What I did miss out, partly because of lack of time and partly because we’d lose interest in it, was any kind of conscious learning such as practicing numbers and letters.
Something that made me feel much better though was coming across Maria Montessori’s philosophy of enriched environment. Montessori believed that children do not have to be "taught" but are born with an innate craving to learn and gather information from their environment. The key for her was to create an enriched environment which would stimulate the child and also give them the tools to satisfy their curiosity.
I realized that over time, our family area has become that environment to a certain extent. I have picked up good quality books and toys cheaply (second-hand) and my craft supplies and drawing and art stuff are stored in the same room. So there are always toys for them to use in their make believe and books for them to look at and think about. For a change or when I need to keep them occupied their box of chunky beads gets brought out or I let them have my glue and spare bits of paper and bits and bobs that I won’t be using for my cards (postcards, old cards, magazine or catalogue cut-outs, bits saved from old jewellery, toys and gift packaging). They think this is absolute treat because mum’s letting them have a go with her stuff. Little Lady sometimes is allowed to have my craft scissors and scrap paper to see what she can come up with.
A level of interest is added to our home by the odd gifts my husband temporarily brings home from his removal job: a green recliner that rocks and swings around like a fair-ride, a children’s toy kitchen that the kids kept hiding food to rot in, a giant beanbag that took up nearly the whole room, a collection of old gift bags that we could cut up etc.
Charlotte Mason also talked about the quality of the tools used when educating children. First and foremost she mentioned nature with its numerous benefits for children (see 2. here). She also advocated the use of classic literature, poetry and fine art as opposed to "dumbed down" books (I try to keep an eye out for old discarded books from the 1920’s onwards as they have a great feel to them although I would vet them first).
I think you don’t have to be rich to give your children an enriched environment with the best educational toys and the best books. I think the key is creativity: finding a bargain, using what you have, being resourceful when your purse can just about manage the basics, as is the case for many young families. I think if you have that creative spark in your thinking (even if you are not artistic) it is something that your children will pick up. If they have the creativity and resourcefulness within them, then you would hope that they could deal with any situation no matter what the difficulty or resources to hand insh’Allah.
Little Lady's scrapbook
"Fathers and mothers have lost the idea that the highest aspiration they might have for their children is for them to be wise . . . specialized competence and success are all that they can imagine." ~ Allan Bloom

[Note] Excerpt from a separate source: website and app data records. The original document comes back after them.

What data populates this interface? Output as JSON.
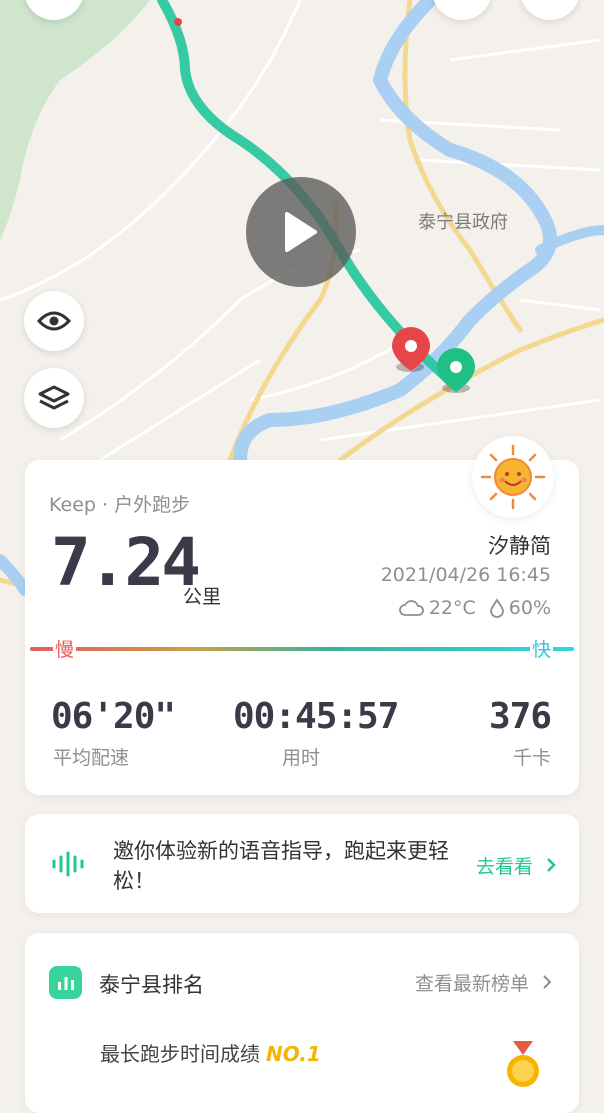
{
  "map": {
    "place_label": "泰宁县政府",
    "route_color": "#21c59b",
    "start_marker_color": "#e8454b",
    "end_marker_color": "#1fbf86"
  },
  "map_controls": {
    "visibility_icon": "eye-icon",
    "layers_icon": "layers-icon",
    "play_icon": "play-icon"
  },
  "workout": {
    "source": "Keep · 户外跑步",
    "distance": "7.24",
    "distance_unit": "公里",
    "user_name": "汐静简",
    "datetime": "2021/04/26 16:45",
    "temperature": "22°C",
    "humidity": "60%",
    "slow_label": "慢",
    "fast_label": "快",
    "stats": [
      {
        "value": "06'20\"",
        "label": "平均配速"
      },
      {
        "value": "00:45:57",
        "label": "用时"
      },
      {
        "value": "376",
        "label": "千卡"
      }
    ]
  },
  "promo": {
    "text": "邀你体验新的语音指导，跑起来更轻松！",
    "link": "去看看",
    "accent": "#24c789"
  },
  "ranking": {
    "title": "泰宁县排名",
    "link": "查看最新榜单",
    "item_text": "最长跑步时间成绩",
    "item_rank": "NO.1"
  }
}
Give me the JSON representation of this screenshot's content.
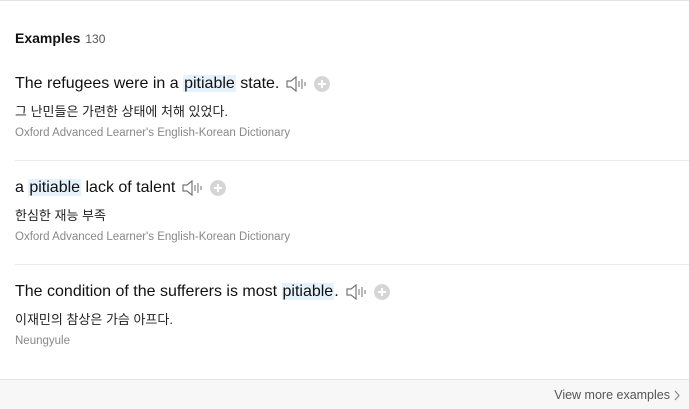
{
  "section": {
    "title": "Examples",
    "count": "130"
  },
  "examples": [
    {
      "before": "The refugees were in a ",
      "highlight": "pitiable",
      "after": " state.",
      "translation": "그 난민들은 가련한 상태에 처해 있었다.",
      "source": "Oxford Advanced Learner's English-Korean Dictionary"
    },
    {
      "before": "a ",
      "highlight": "pitiable",
      "after": " lack of talent",
      "translation": "한심한 재능 부족",
      "source": "Oxford Advanced Learner's English-Korean Dictionary"
    },
    {
      "before": "The condition of the sufferers is most ",
      "highlight": "pitiable",
      "after": ".",
      "translation": "이재민의 참상은 가슴 아프다.",
      "source": "Neungyule"
    }
  ],
  "footer": {
    "view_more_label": "View more examples"
  },
  "icons": {
    "speaker": "speaker-icon",
    "add": "plus-circle-icon",
    "chevron": "chevron-right-icon"
  },
  "colors": {
    "highlight": "#e5f2fb",
    "icon_gray": "#d6d6d6",
    "source_gray": "#888888"
  }
}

"I hear, and I forget. I see, and I remember. I do, and I understand."
-- Chinese Proverb
"Education is not the filling of a bucket, but the lighting of a fire."
-- W. B. Yeats